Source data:
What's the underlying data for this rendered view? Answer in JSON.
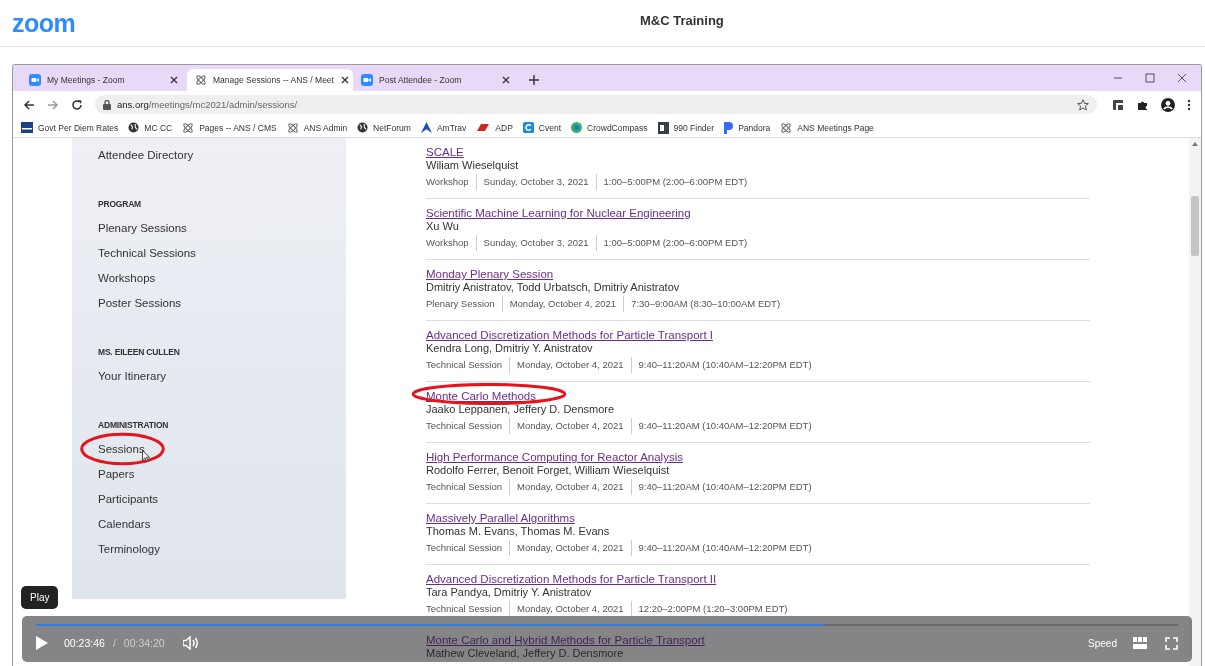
{
  "app": {
    "logo": "zoom",
    "title": "M&C Training"
  },
  "browser": {
    "tabs": [
      {
        "label": "My Meetings - Zoom",
        "kind": "zoom",
        "selected": false
      },
      {
        "label": "Manage Sessions -- ANS / Meet",
        "kind": "ans",
        "selected": true
      },
      {
        "label": "Post Attendee - Zoom",
        "kind": "zoom",
        "selected": false
      }
    ],
    "url": {
      "domain": "ans.org",
      "path": "/meetings/mc2021/admin/sessions/"
    },
    "bookmarks": [
      {
        "label": "Govt Per Diem Rates",
        "kind": "gsa"
      },
      {
        "label": "MC CC",
        "kind": "globe"
      },
      {
        "label": "Pages -- ANS / CMS",
        "kind": "ans"
      },
      {
        "label": "ANS Admin",
        "kind": "ans"
      },
      {
        "label": "NetForum",
        "kind": "globe"
      },
      {
        "label": "AmTrav",
        "kind": "peak"
      },
      {
        "label": "ADP",
        "kind": "adp"
      },
      {
        "label": "Cvent",
        "kind": "cvent"
      },
      {
        "label": "CrowdCompass",
        "kind": "compass"
      },
      {
        "label": "990 Finder",
        "kind": "finder"
      },
      {
        "label": "Pandora",
        "kind": "pandora"
      },
      {
        "label": "ANS Meetings Page",
        "kind": "ans"
      }
    ]
  },
  "sidebar": {
    "sections": [
      {
        "items": [
          {
            "label": "Attendee Directory",
            "circled": false,
            "cursor": false
          }
        ]
      },
      {
        "heading": "PROGRAM",
        "items": [
          {
            "label": "Plenary Sessions",
            "circled": false,
            "cursor": false
          },
          {
            "label": "Technical Sessions",
            "circled": false,
            "cursor": false
          },
          {
            "label": "Workshops",
            "circled": false,
            "cursor": false
          },
          {
            "label": "Poster Sessions",
            "circled": false,
            "cursor": false
          }
        ]
      },
      {
        "heading": "MS. EILEEN CULLEN",
        "items": [
          {
            "label": "Your Itinerary",
            "circled": false,
            "cursor": false
          }
        ]
      },
      {
        "heading": "ADMINISTRATION",
        "items": [
          {
            "label": "Sessions",
            "circled": true,
            "cursor": true
          },
          {
            "label": "Papers",
            "circled": false,
            "cursor": false
          },
          {
            "label": "Participants",
            "circled": false,
            "cursor": false
          },
          {
            "label": "Calendars",
            "circled": false,
            "cursor": false
          },
          {
            "label": "Terminology",
            "circled": false,
            "cursor": false
          }
        ]
      }
    ]
  },
  "sessions": [
    {
      "title": "SCALE",
      "presenters": "Wiliam Wieselquist",
      "type": "Workshop",
      "date": "Sunday, October 3, 2021",
      "time": "1:00–5:00PM (2:00–6:00PM EDT)",
      "circled": false
    },
    {
      "title": "Scientific Machine Learning for Nuclear Engineering",
      "presenters": "Xu Wu",
      "type": "Workshop",
      "date": "Sunday, October 3, 2021",
      "time": "1:00–5:00PM (2:00–6:00PM EDT)",
      "circled": false
    },
    {
      "title": "Monday Plenary Session",
      "presenters": "Dmitriy Anistratov, Todd Urbatsch, Dmitriy Anistratov",
      "type": "Plenary Session",
      "date": "Monday, October 4, 2021",
      "time": "7:30–9:00AM (8:30–10:00AM EDT)",
      "circled": false
    },
    {
      "title": "Advanced Discretization Methods for Particle Transport I",
      "presenters": "Kendra Long, Dmitriy Y. Anistratov",
      "type": "Technical Session",
      "date": "Monday, October 4, 2021",
      "time": "9:40–11:20AM (10:40AM–12:20PM EDT)",
      "circled": false
    },
    {
      "title": "Monte Carlo Methods",
      "presenters": "Jaako Leppanen, Jeffery D. Densmore",
      "type": "Technical Session",
      "date": "Monday, October 4, 2021",
      "time": "9:40–11:20AM (10:40AM–12:20PM EDT)",
      "circled": true
    },
    {
      "title": "High Performance Computing for Reactor Analysis",
      "presenters": "Rodolfo Ferrer, Benoit Forget, William Wieselquist",
      "type": "Technical Session",
      "date": "Monday, October 4, 2021",
      "time": "9:40–11:20AM (10:40AM–12:20PM EDT)",
      "circled": false
    },
    {
      "title": "Massively Parallel Algorithms",
      "presenters": "Thomas M. Evans, Thomas M. Evans",
      "type": "Technical Session",
      "date": "Monday, October 4, 2021",
      "time": "9:40–11:20AM (10:40AM–12:20PM EDT)",
      "circled": false
    },
    {
      "title": "Advanced Discretization Methods for Particle Transport II",
      "presenters": "Tara Pandya, Dmitriy Y. Anistratov",
      "type": "Technical Session",
      "date": "Monday, October 4, 2021",
      "time": "12:20–2:00PM (1:20–3:00PM EDT)",
      "circled": false
    },
    {
      "title": "Monte Carlo and Hybrid Methods for Particle Transport",
      "presenters": "Mathew Cleveland, Jeffery D. Densmore",
      "circled": false
    }
  ],
  "player": {
    "tooltip": "Play",
    "level": 0.69,
    "elapsed": "00:23:46",
    "separator": "/",
    "duration": "00:34:20",
    "speed": "Speed"
  }
}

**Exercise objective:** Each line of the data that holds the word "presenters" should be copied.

**Answer for the task:**
      "presenters": "Wiliam Wieselquist",
      "presenters": "Xu Wu",
      "presenters": "Dmitriy Anistratov, Todd Urbatsch, Dmitriy Anistratov",
      "presenters": "Kendra Long, Dmitriy Y. Anistratov",
      "presenters": "Jaako Leppanen, Jeffery D. Densmore",
      "presenters": "Rodolfo Ferrer, Benoit Forget, William Wieselquist",
      "presenters": "Thomas M. Evans, Thomas M. Evans",
      "presenters": "Tara Pandya, Dmitriy Y. Anistratov",
      "presenters": "Mathew Cleveland, Jeffery D. Densmore",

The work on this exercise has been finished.